What is expected | Each line of the entries that mentions the string "Kitchen" needs to be reported.

-- Opening Marker --

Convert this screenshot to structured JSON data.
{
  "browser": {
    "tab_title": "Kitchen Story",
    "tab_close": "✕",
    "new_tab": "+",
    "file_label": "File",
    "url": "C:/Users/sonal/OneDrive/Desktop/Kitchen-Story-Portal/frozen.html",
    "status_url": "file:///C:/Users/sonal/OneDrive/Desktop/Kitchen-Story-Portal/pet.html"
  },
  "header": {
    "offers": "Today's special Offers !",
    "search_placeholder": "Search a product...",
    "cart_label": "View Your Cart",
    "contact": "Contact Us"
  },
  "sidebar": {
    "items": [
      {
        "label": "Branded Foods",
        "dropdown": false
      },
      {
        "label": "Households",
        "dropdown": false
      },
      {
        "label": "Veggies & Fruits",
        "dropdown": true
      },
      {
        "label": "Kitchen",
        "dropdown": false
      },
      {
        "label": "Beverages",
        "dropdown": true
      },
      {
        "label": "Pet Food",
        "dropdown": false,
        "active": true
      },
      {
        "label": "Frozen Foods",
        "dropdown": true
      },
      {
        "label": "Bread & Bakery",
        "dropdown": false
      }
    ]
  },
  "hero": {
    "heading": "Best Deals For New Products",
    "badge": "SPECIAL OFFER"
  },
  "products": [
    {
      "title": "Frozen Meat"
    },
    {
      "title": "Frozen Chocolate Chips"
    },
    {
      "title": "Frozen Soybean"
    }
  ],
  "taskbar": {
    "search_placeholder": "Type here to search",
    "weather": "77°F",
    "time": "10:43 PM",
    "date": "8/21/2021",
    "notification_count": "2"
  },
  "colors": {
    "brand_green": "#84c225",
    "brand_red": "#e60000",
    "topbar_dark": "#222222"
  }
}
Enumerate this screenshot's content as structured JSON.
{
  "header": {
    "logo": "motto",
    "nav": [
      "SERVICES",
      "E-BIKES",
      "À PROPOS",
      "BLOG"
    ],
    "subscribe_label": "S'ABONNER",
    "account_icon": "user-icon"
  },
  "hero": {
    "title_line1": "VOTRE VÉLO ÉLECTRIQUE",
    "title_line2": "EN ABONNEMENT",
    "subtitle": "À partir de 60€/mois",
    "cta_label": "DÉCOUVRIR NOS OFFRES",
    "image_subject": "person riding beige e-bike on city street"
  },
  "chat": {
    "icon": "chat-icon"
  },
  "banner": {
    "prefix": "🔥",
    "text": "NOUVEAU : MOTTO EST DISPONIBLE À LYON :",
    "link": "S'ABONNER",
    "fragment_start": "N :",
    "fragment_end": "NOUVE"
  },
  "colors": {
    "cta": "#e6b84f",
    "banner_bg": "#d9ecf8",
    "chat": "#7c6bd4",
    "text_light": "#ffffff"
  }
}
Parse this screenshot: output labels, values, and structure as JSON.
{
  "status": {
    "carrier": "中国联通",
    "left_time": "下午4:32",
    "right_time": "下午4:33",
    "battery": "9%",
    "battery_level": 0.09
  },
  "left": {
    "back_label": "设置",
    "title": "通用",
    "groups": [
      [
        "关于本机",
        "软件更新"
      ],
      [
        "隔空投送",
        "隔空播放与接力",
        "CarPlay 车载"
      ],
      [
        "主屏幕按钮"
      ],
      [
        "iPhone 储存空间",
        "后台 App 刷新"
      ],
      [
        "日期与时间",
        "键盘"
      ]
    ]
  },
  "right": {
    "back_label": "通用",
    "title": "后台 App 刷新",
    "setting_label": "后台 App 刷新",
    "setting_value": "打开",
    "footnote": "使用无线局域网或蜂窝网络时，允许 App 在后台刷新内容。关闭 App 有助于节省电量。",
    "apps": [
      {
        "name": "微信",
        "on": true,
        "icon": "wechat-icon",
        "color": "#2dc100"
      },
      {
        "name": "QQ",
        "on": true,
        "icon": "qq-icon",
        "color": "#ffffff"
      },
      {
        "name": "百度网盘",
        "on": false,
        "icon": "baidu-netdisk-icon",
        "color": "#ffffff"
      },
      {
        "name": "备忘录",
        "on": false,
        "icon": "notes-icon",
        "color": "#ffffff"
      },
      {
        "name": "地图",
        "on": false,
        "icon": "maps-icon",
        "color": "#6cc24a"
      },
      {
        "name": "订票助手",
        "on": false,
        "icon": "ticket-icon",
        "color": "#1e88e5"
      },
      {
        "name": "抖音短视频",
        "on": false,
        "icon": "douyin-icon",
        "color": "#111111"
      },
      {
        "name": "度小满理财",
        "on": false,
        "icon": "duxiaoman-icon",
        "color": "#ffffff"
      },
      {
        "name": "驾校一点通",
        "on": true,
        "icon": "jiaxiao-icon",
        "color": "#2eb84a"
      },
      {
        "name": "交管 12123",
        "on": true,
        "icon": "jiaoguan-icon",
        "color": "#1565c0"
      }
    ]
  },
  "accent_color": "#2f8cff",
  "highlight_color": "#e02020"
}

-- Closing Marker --

Answer section |
    "tab_title": "Kitchen Story",
    "url": "C:/Users/sonal/OneDrive/Desktop/Kitchen-Story-Portal/frozen.html",
    "status_url": "file:///C:/Users/sonal/OneDrive/Desktop/Kitchen-Story-Portal/pet.html"
        "label": "Kitchen",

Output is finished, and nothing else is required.